▶ **EXERCISE OBJECTIVE**
A verbatim reprint of the records below is what this exercise asks for.

[Items from an interface collection]
::::

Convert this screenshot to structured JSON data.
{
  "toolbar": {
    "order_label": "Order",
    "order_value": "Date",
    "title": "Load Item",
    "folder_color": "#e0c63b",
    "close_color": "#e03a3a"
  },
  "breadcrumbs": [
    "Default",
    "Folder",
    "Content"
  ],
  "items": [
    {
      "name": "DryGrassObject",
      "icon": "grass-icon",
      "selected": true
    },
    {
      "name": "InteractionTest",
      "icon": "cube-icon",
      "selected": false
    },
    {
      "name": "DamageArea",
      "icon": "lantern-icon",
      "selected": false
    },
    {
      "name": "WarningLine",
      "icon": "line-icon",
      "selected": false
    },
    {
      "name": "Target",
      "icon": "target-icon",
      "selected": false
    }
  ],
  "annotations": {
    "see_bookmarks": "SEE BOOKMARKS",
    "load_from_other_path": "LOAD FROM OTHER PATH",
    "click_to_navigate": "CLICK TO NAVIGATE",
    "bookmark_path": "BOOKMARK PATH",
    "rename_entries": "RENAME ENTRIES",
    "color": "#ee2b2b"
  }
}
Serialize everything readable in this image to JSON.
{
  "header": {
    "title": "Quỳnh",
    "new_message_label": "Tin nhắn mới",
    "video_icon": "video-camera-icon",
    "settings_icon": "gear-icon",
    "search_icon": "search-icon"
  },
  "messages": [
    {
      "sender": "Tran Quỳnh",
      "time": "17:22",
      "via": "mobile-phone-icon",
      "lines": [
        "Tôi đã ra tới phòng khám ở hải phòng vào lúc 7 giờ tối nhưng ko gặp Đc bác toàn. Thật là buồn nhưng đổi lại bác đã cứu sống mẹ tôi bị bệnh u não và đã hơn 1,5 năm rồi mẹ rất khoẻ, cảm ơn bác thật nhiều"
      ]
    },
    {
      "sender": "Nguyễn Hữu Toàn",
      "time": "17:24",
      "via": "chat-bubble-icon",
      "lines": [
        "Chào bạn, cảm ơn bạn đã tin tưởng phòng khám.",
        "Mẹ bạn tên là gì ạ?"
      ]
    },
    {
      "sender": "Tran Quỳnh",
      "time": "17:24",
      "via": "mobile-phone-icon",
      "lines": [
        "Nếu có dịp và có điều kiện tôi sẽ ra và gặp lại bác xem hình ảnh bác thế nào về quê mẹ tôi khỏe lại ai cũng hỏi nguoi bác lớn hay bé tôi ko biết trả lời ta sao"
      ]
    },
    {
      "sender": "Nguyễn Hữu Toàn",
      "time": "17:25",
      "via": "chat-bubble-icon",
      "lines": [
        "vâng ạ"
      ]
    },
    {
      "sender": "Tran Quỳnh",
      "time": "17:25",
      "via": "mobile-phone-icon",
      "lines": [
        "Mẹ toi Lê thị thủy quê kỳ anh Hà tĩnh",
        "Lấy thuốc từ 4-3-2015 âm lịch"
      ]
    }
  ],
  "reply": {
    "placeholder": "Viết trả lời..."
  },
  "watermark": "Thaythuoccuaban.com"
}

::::

▶ **EXERCISE RESULT**
Convert this screenshot to structured JSON data.
{
  "toolbar": {
    "order_label": "Order",
    "order_value": "Date",
    "title": "Load Item",
    "folder_color": "#e0c63b",
    "close_color": "#e03a3a"
  },
  "breadcrumbs": [
    "Default",
    "Folder",
    "Content"
  ],
  "items": [
    {
      "name": "DryGrassObject",
      "icon": "grass-icon",
      "selected": true
    },
    {
      "name": "InteractionTest",
      "icon": "cube-icon",
      "selected": false
    },
    {
      "name": "DamageArea",
      "icon": "lantern-icon",
      "selected": false
    },
    {
      "name": "WarningLine",
      "icon": "line-icon",
      "selected": false
    },
    {
      "name": "Target",
      "icon": "target-icon",
      "selected": false
    }
  ],
  "annotations": {
    "see_bookmarks": "SEE BOOKMARKS",
    "load_from_other_path": "LOAD FROM OTHER PATH",
    "click_to_navigate": "CLICK TO NAVIGATE",
    "bookmark_path": "BOOKMARK PATH",
    "rename_entries": "RENAME ENTRIES",
    "color": "#ee2b2b"
  }
}
Serialize everything readable in this image to JSON.
{
  "header": {
    "title": "Quỳnh",
    "new_message_label": "Tin nhắn mới",
    "video_icon": "video-camera-icon",
    "settings_icon": "gear-icon",
    "search_icon": "search-icon"
  },
  "messages": [
    {
      "sender": "Tran Quỳnh",
      "time": "17:22",
      "via": "mobile-phone-icon",
      "lines": [
        "Tôi đã ra tới phòng khám ở hải phòng vào lúc 7 giờ tối nhưng ko gặp Đc bác toàn. Thật là buồn nhưng đổi lại bác đã cứu sống mẹ tôi bị bệnh u não và đã hơn 1,5 năm rồi mẹ rất khoẻ, cảm ơn bác thật nhiều"
      ]
    },
    {
      "sender": "Nguyễn Hữu Toàn",
      "time": "17:24",
      "via": "chat-bubble-icon",
      "lines": [
        "Chào bạn, cảm ơn bạn đã tin tưởng phòng khám.",
        "Mẹ bạn tên là gì ạ?"
      ]
    },
    {
      "sender": "Tran Quỳnh",
      "time": "17:24",
      "via": "mobile-phone-icon",
      "lines": [
        "Nếu có dịp và có điều kiện tôi sẽ ra và gặp lại bác xem hình ảnh bác thế nào về quê mẹ tôi khỏe lại ai cũng hỏi nguoi bác lớn hay bé tôi ko biết trả lời ta sao"
      ]
    },
    {
      "sender": "Nguyễn Hữu Toàn",
      "time": "17:25",
      "via": "chat-bubble-icon",
      "lines": [
        "vâng ạ"
      ]
    },
    {
      "sender": "Tran Quỳnh",
      "time": "17:25",
      "via": "mobile-phone-icon",
      "lines": [
        "Mẹ toi Lê thị thủy quê kỳ anh Hà tĩnh",
        "Lấy thuốc từ 4-3-2015 âm lịch"
      ]
    }
  ],
  "reply": {
    "placeholder": "Viết trả lời..."
  },
  "watermark": "Thaythuoccuaban.com"
}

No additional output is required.